Methane production from dairy whey effluent.
Delta Tri-Gen, a renewable energy company based in Brattleboro, VT, has been awarded a $15,000 research grant from Vermont's experimental program to stimulate competitive research (EPSCoR) for an energy from dairy whey study.
Steve Redmond, researcher for the project says, "Vermont produces 1 billion pounds of whey per year. Generally, the whey is disposed of through municipal waste treatment facilities and this is expensive. We are producing renewable natural gas from whey now. The effluent from that process can be used by plants for fertilizer. Those plants, in turn, can be combined with whey to increase the quantity of fuel we produce. That's the subject of our grant study."
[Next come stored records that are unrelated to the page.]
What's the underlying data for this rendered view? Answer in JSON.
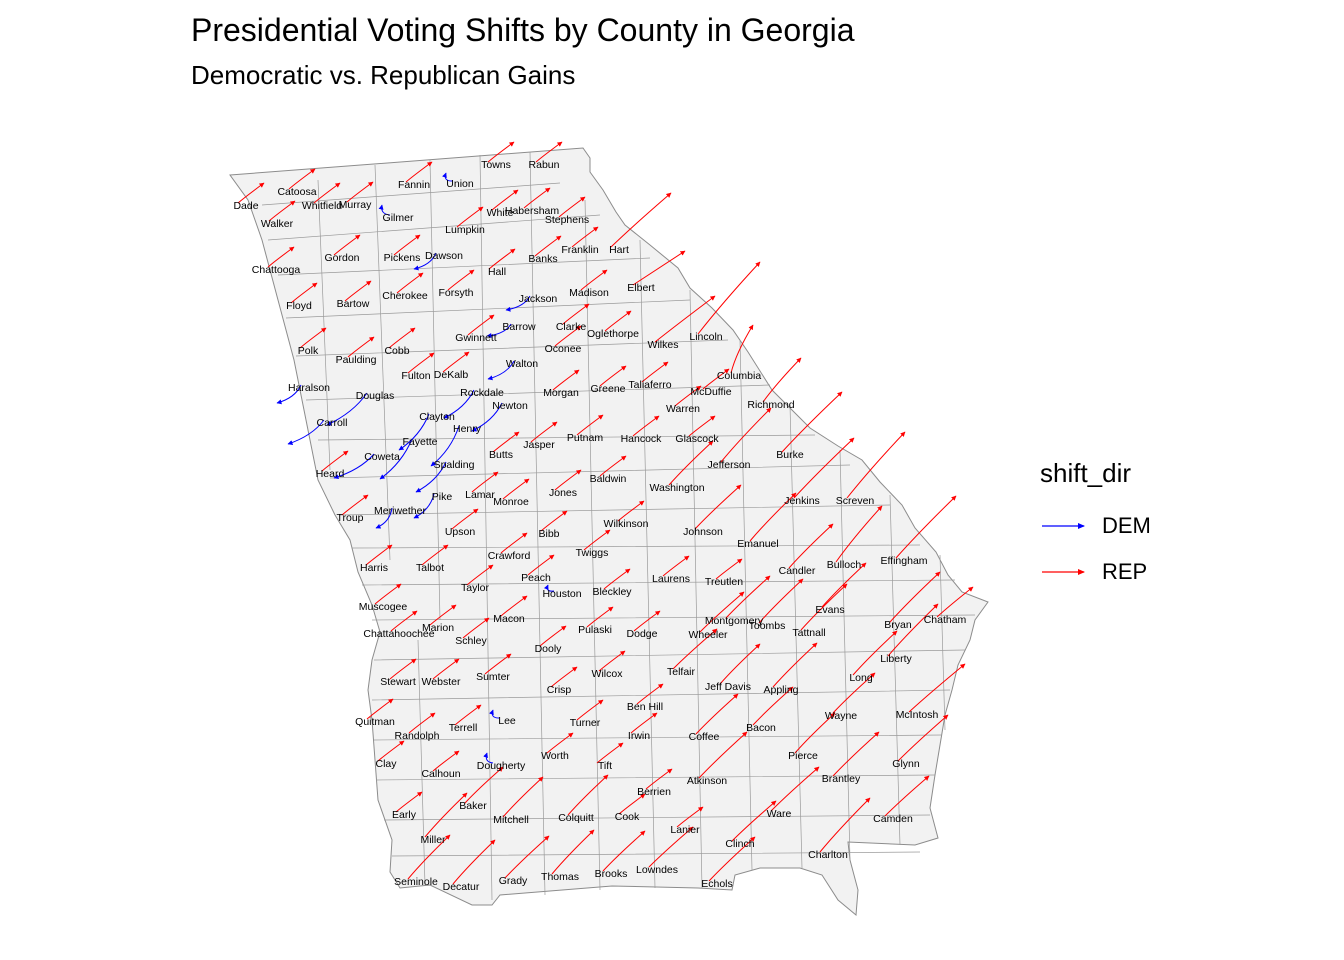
{
  "title": "Presidential Voting Shifts by County in Georgia",
  "subtitle": "Democratic vs. Republican Gains",
  "legend": {
    "title": "shift_dir",
    "items": [
      {
        "label": "DEM",
        "color": "#0000ff"
      },
      {
        "label": "REP",
        "color": "#ff0000"
      }
    ]
  },
  "map_style": {
    "fill": "#f2f2f2",
    "border": "#8c8c8c"
  },
  "counties": [
    {
      "name": "Dade",
      "dir": "REP"
    },
    {
      "name": "Catoosa",
      "dir": "REP"
    },
    {
      "name": "Whitfield",
      "dir": "REP"
    },
    {
      "name": "Murray",
      "dir": "REP"
    },
    {
      "name": "Fannin",
      "dir": "REP"
    },
    {
      "name": "Union",
      "dir": "DEM"
    },
    {
      "name": "Towns",
      "dir": "REP"
    },
    {
      "name": "Rabun",
      "dir": "REP"
    },
    {
      "name": "Walker",
      "dir": "REP"
    },
    {
      "name": "Gilmer",
      "dir": "DEM"
    },
    {
      "name": "White",
      "dir": "REP"
    },
    {
      "name": "Habersham",
      "dir": "REP"
    },
    {
      "name": "Stephens",
      "dir": "REP"
    },
    {
      "name": "Lumpkin",
      "dir": "REP"
    },
    {
      "name": "Chattooga",
      "dir": "REP"
    },
    {
      "name": "Gordon",
      "dir": "REP"
    },
    {
      "name": "Pickens",
      "dir": "REP"
    },
    {
      "name": "Dawson",
      "dir": "DEM"
    },
    {
      "name": "Franklin",
      "dir": "REP"
    },
    {
      "name": "Hart",
      "dir": "REP"
    },
    {
      "name": "Banks",
      "dir": "REP"
    },
    {
      "name": "Hall",
      "dir": "REP"
    },
    {
      "name": "Elbert",
      "dir": "REP"
    },
    {
      "name": "Floyd",
      "dir": "REP"
    },
    {
      "name": "Bartow",
      "dir": "REP"
    },
    {
      "name": "Cherokee",
      "dir": "REP"
    },
    {
      "name": "Forsyth",
      "dir": "REP"
    },
    {
      "name": "Jackson",
      "dir": "DEM"
    },
    {
      "name": "Madison",
      "dir": "REP"
    },
    {
      "name": "Barrow",
      "dir": "DEM"
    },
    {
      "name": "Clarke",
      "dir": "REP"
    },
    {
      "name": "Oglethorpe",
      "dir": "REP"
    },
    {
      "name": "Lincoln",
      "dir": "REP"
    },
    {
      "name": "Gwinnett",
      "dir": "REP"
    },
    {
      "name": "Wilkes",
      "dir": "REP"
    },
    {
      "name": "Polk",
      "dir": "REP"
    },
    {
      "name": "Cobb",
      "dir": "REP"
    },
    {
      "name": "Paulding",
      "dir": "REP"
    },
    {
      "name": "Oconee",
      "dir": "REP"
    },
    {
      "name": "Walton",
      "dir": "DEM"
    },
    {
      "name": "Fulton",
      "dir": "REP"
    },
    {
      "name": "DeKalb",
      "dir": "REP"
    },
    {
      "name": "Columbia",
      "dir": "REP"
    },
    {
      "name": "Haralson",
      "dir": "DEM"
    },
    {
      "name": "Rockdale",
      "dir": "DEM"
    },
    {
      "name": "Greene",
      "dir": "REP"
    },
    {
      "name": "Taliaferro",
      "dir": "REP"
    },
    {
      "name": "McDuffie",
      "dir": "REP"
    },
    {
      "name": "Douglas",
      "dir": "DEM"
    },
    {
      "name": "Morgan",
      "dir": "REP"
    },
    {
      "name": "Newton",
      "dir": "DEM"
    },
    {
      "name": "Warren",
      "dir": "REP"
    },
    {
      "name": "Richmond",
      "dir": "REP"
    },
    {
      "name": "Clayton",
      "dir": "DEM"
    },
    {
      "name": "Carroll",
      "dir": "DEM"
    },
    {
      "name": "Henry",
      "dir": "DEM"
    },
    {
      "name": "Fayette",
      "dir": "DEM"
    },
    {
      "name": "Jasper",
      "dir": "REP"
    },
    {
      "name": "Putnam",
      "dir": "REP"
    },
    {
      "name": "Hancock",
      "dir": "REP"
    },
    {
      "name": "Glascock",
      "dir": "REP"
    },
    {
      "name": "Coweta",
      "dir": "DEM"
    },
    {
      "name": "Butts",
      "dir": "REP"
    },
    {
      "name": "Burke",
      "dir": "REP"
    },
    {
      "name": "Jefferson",
      "dir": "REP"
    },
    {
      "name": "Spalding",
      "dir": "DEM"
    },
    {
      "name": "Heard",
      "dir": "REP"
    },
    {
      "name": "Baldwin",
      "dir": "REP"
    },
    {
      "name": "Pike",
      "dir": "DEM"
    },
    {
      "name": "Lamar",
      "dir": "REP"
    },
    {
      "name": "Washington",
      "dir": "REP"
    },
    {
      "name": "Jones",
      "dir": "REP"
    },
    {
      "name": "Monroe",
      "dir": "REP"
    },
    {
      "name": "Jenkins",
      "dir": "REP"
    },
    {
      "name": "Screven",
      "dir": "REP"
    },
    {
      "name": "Troup",
      "dir": "REP"
    },
    {
      "name": "Meriwether",
      "dir": "DEM"
    },
    {
      "name": "Upson",
      "dir": "REP"
    },
    {
      "name": "Wilkinson",
      "dir": "REP"
    },
    {
      "name": "Johnson",
      "dir": "REP"
    },
    {
      "name": "Bibb",
      "dir": "REP"
    },
    {
      "name": "Emanuel",
      "dir": "REP"
    },
    {
      "name": "Twiggs",
      "dir": "REP"
    },
    {
      "name": "Crawford",
      "dir": "REP"
    },
    {
      "name": "Harris",
      "dir": "REP"
    },
    {
      "name": "Talbot",
      "dir": "REP"
    },
    {
      "name": "Effingham",
      "dir": "REP"
    },
    {
      "name": "Bulloch",
      "dir": "REP"
    },
    {
      "name": "Candler",
      "dir": "REP"
    },
    {
      "name": "Peach",
      "dir": "REP"
    },
    {
      "name": "Laurens",
      "dir": "REP"
    },
    {
      "name": "Treutlen",
      "dir": "REP"
    },
    {
      "name": "Taylor",
      "dir": "REP"
    },
    {
      "name": "Houston",
      "dir": "DEM"
    },
    {
      "name": "Bleckley",
      "dir": "REP"
    },
    {
      "name": "Muscogee",
      "dir": "REP"
    },
    {
      "name": "Evans",
      "dir": "REP"
    },
    {
      "name": "Chatham",
      "dir": "REP"
    },
    {
      "name": "Macon",
      "dir": "REP"
    },
    {
      "name": "Montgomery",
      "dir": "REP"
    },
    {
      "name": "Toombs",
      "dir": "REP"
    },
    {
      "name": "Bryan",
      "dir": "REP"
    },
    {
      "name": "Marion",
      "dir": "REP"
    },
    {
      "name": "Pulaski",
      "dir": "REP"
    },
    {
      "name": "Chattahoochee",
      "dir": "REP"
    },
    {
      "name": "Dodge",
      "dir": "REP"
    },
    {
      "name": "Wheeler",
      "dir": "REP"
    },
    {
      "name": "Tattnall",
      "dir": "REP"
    },
    {
      "name": "Schley",
      "dir": "REP"
    },
    {
      "name": "Dooly",
      "dir": "REP"
    },
    {
      "name": "Liberty",
      "dir": "REP"
    },
    {
      "name": "Telfair",
      "dir": "REP"
    },
    {
      "name": "Sumter",
      "dir": "REP"
    },
    {
      "name": "Wilcox",
      "dir": "REP"
    },
    {
      "name": "Long",
      "dir": "REP"
    },
    {
      "name": "Stewart",
      "dir": "REP"
    },
    {
      "name": "Webster",
      "dir": "REP"
    },
    {
      "name": "Crisp",
      "dir": "REP"
    },
    {
      "name": "Jeff Davis",
      "dir": "REP"
    },
    {
      "name": "Appling",
      "dir": "REP"
    },
    {
      "name": "Ben Hill",
      "dir": "REP"
    },
    {
      "name": "Wayne",
      "dir": "REP"
    },
    {
      "name": "McIntosh",
      "dir": "REP"
    },
    {
      "name": "Quitman",
      "dir": "REP"
    },
    {
      "name": "Lee",
      "dir": "DEM"
    },
    {
      "name": "Turner",
      "dir": "REP"
    },
    {
      "name": "Terrell",
      "dir": "REP"
    },
    {
      "name": "Bacon",
      "dir": "REP"
    },
    {
      "name": "Randolph",
      "dir": "REP"
    },
    {
      "name": "Irwin",
      "dir": "REP"
    },
    {
      "name": "Coffee",
      "dir": "REP"
    },
    {
      "name": "Pierce",
      "dir": "REP"
    },
    {
      "name": "Clay",
      "dir": "REP"
    },
    {
      "name": "Worth",
      "dir": "REP"
    },
    {
      "name": "Dougherty",
      "dir": "DEM"
    },
    {
      "name": "Glynn",
      "dir": "REP"
    },
    {
      "name": "Tift",
      "dir": "REP"
    },
    {
      "name": "Calhoun",
      "dir": "REP"
    },
    {
      "name": "Atkinson",
      "dir": "REP"
    },
    {
      "name": "Brantley",
      "dir": "REP"
    },
    {
      "name": "Berrien",
      "dir": "REP"
    },
    {
      "name": "Baker",
      "dir": "REP"
    },
    {
      "name": "Early",
      "dir": "REP"
    },
    {
      "name": "Ware",
      "dir": "REP"
    },
    {
      "name": "Camden",
      "dir": "REP"
    },
    {
      "name": "Mitchell",
      "dir": "REP"
    },
    {
      "name": "Colquitt",
      "dir": "REP"
    },
    {
      "name": "Cook",
      "dir": "REP"
    },
    {
      "name": "Lanier",
      "dir": "REP"
    },
    {
      "name": "Miller",
      "dir": "REP"
    },
    {
      "name": "Clinch",
      "dir": "REP"
    },
    {
      "name": "Charlton",
      "dir": "REP"
    },
    {
      "name": "Thomas",
      "dir": "REP"
    },
    {
      "name": "Grady",
      "dir": "REP"
    },
    {
      "name": "Brooks",
      "dir": "REP"
    },
    {
      "name": "Lowndes",
      "dir": "REP"
    },
    {
      "name": "Seminole",
      "dir": "REP"
    },
    {
      "name": "Decatur",
      "dir": "REP"
    },
    {
      "name": "Echols",
      "dir": "REP"
    }
  ]
}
In 2010 Delta Tri-Gen, under the direction of Omega Optical's, president, Dr. Bob Johnson, began to experiment with another less traditional use for dairy waste. Whey was provided by Grafton Village Cheese in Brattleboro. Effluent from gas production was applied to Russian confrey plants in a greenhouse environment. The effluent made the plants grow much faster. Renewable natural gas can be used as a fuel for heat and electric generators, and even potentially as a transportation fuel.
Delta Tri-Gen, located on Omega Optical's Delta Campus in Brattleboro, provides combined heat and power (CHP) from alternative and renewable energy sources.